### Prompt
Reproduce all records exactly.

Stored dataset items
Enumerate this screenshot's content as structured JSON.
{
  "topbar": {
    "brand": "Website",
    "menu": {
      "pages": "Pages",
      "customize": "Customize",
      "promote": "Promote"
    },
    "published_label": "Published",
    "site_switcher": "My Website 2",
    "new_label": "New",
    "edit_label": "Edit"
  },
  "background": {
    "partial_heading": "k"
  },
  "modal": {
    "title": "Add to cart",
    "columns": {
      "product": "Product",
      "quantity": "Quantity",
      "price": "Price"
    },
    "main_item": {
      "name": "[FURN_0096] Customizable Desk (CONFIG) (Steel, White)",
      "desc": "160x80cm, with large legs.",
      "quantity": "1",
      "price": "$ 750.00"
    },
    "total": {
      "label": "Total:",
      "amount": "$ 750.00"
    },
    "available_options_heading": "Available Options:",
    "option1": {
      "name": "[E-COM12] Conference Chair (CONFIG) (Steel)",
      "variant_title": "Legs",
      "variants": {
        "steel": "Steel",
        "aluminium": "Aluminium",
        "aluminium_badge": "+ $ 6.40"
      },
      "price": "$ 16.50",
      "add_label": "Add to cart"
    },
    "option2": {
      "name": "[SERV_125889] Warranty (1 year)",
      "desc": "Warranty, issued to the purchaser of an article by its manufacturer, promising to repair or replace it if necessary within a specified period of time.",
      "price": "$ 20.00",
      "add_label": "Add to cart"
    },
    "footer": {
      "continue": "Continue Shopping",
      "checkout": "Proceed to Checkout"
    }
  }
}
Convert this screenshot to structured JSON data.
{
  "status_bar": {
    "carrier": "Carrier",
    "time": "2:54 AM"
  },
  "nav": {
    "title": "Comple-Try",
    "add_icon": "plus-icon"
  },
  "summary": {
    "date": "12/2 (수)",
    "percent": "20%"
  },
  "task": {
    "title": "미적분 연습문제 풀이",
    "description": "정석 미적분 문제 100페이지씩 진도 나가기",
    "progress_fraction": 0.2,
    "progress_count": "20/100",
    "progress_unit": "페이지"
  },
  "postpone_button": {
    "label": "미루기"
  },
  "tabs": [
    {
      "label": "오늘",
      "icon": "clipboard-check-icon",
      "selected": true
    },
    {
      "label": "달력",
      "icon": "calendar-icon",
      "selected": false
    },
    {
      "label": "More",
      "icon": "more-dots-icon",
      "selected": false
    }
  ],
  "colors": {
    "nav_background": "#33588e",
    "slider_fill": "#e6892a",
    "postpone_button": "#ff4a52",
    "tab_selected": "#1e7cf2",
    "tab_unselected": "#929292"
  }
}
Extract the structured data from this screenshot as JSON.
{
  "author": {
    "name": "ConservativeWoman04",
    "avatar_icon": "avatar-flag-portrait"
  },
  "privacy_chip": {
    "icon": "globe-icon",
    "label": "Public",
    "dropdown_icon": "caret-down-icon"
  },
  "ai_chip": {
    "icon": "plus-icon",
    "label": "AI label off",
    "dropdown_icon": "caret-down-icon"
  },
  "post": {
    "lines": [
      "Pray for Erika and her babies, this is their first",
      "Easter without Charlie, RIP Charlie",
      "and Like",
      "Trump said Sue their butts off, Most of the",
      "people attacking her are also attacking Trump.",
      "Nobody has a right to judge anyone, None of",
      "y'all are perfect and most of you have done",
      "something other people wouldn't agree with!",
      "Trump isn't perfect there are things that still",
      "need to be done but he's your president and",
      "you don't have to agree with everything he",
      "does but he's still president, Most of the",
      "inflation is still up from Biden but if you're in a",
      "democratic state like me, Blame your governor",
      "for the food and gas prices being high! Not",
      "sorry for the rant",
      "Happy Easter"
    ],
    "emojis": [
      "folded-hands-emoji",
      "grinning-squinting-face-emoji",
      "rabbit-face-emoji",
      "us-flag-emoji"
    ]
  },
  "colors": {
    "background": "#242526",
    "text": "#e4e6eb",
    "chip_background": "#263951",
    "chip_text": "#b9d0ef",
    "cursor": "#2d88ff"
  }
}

### Finished exercise
Enumerate this screenshot's content as structured JSON.
{
  "topbar": {
    "brand": "Website",
    "menu": {
      "pages": "Pages",
      "customize": "Customize",
      "promote": "Promote"
    },
    "published_label": "Published",
    "site_switcher": "My Website 2",
    "new_label": "New",
    "edit_label": "Edit"
  },
  "background": {
    "partial_heading": "k"
  },
  "modal": {
    "title": "Add to cart",
    "columns": {
      "product": "Product",
      "quantity": "Quantity",
      "price": "Price"
    },
    "main_item": {
      "name": "[FURN_0096] Customizable Desk (CONFIG) (Steel, White)",
      "desc": "160x80cm, with large legs.",
      "quantity": "1",
      "price": "$ 750.00"
    },
    "total": {
      "label": "Total:",
      "amount": "$ 750.00"
    },
    "available_options_heading": "Available Options:",
    "option1": {
      "name": "[E-COM12] Conference Chair (CONFIG) (Steel)",
      "variant_title": "Legs",
      "variants": {
        "steel": "Steel",
        "aluminium": "Aluminium",
        "aluminium_badge": "+ $ 6.40"
      },
      "price": "$ 16.50",
      "add_label": "Add to cart"
    },
    "option2": {
      "name": "[SERV_125889] Warranty (1 year)",
      "desc": "Warranty, issued to the purchaser of an article by its manufacturer, promising to repair or replace it if necessary within a specified period of time.",
      "price": "$ 20.00",
      "add_label": "Add to cart"
    },
    "footer": {
      "continue": "Continue Shopping",
      "checkout": "Proceed to Checkout"
    }
  }
}
Convert this screenshot to structured JSON data.
{
  "status_bar": {
    "carrier": "Carrier",
    "time": "2:54 AM"
  },
  "nav": {
    "title": "Comple-Try",
    "add_icon": "plus-icon"
  },
  "summary": {
    "date": "12/2 (수)",
    "percent": "20%"
  },
  "task": {
    "title": "미적분 연습문제 풀이",
    "description": "정석 미적분 문제 100페이지씩 진도 나가기",
    "progress_fraction": 0.2,
    "progress_count": "20/100",
    "progress_unit": "페이지"
  },
  "postpone_button": {
    "label": "미루기"
  },
  "tabs": [
    {
      "label": "오늘",
      "icon": "clipboard-check-icon",
      "selected": true
    },
    {
      "label": "달력",
      "icon": "calendar-icon",
      "selected": false
    },
    {
      "label": "More",
      "icon": "more-dots-icon",
      "selected": false
    }
  ],
  "colors": {
    "nav_background": "#33588e",
    "slider_fill": "#e6892a",
    "postpone_button": "#ff4a52",
    "tab_selected": "#1e7cf2",
    "tab_unselected": "#929292"
  }
}
Extract the structured data from this screenshot as JSON.
{
  "author": {
    "name": "ConservativeWoman04",
    "avatar_icon": "avatar-flag-portrait"
  },
  "privacy_chip": {
    "icon": "globe-icon",
    "label": "Public",
    "dropdown_icon": "caret-down-icon"
  },
  "ai_chip": {
    "icon": "plus-icon",
    "label": "AI label off",
    "dropdown_icon": "caret-down-icon"
  },
  "post": {
    "lines": [
      "Pray for Erika and her babies, this is their first",
      "Easter without Charlie, RIP Charlie",
      "and Like",
      "Trump said Sue their butts off, Most of the",
      "people attacking her are also attacking Trump.",
      "Nobody has a right to judge anyone, None of",
      "y'all are perfect and most of you have done",
      "something other people wouldn't agree with!",
      "Trump isn't perfect there are things that still",
      "need to be done but he's your president and",
      "you don't have to agree with everything he",
      "does but he's still president, Most of the",
      "inflation is still up from Biden but if you're in a",
      "democratic state like me, Blame your governor",
      "for the food and gas prices being high! Not",
      "sorry for the rant",
      "Happy Easter"
    ],
    "emojis": [
      "folded-hands-emoji",
      "grinning-squinting-face-emoji",
      "rabbit-face-emoji",
      "us-flag-emoji"
    ]
  },
  "colors": {
    "background": "#242526",
    "text": "#e4e6eb",
    "chip_background": "#263951",
    "chip_text": "#b9d0ef",
    "cursor": "#2d88ff"
  }
}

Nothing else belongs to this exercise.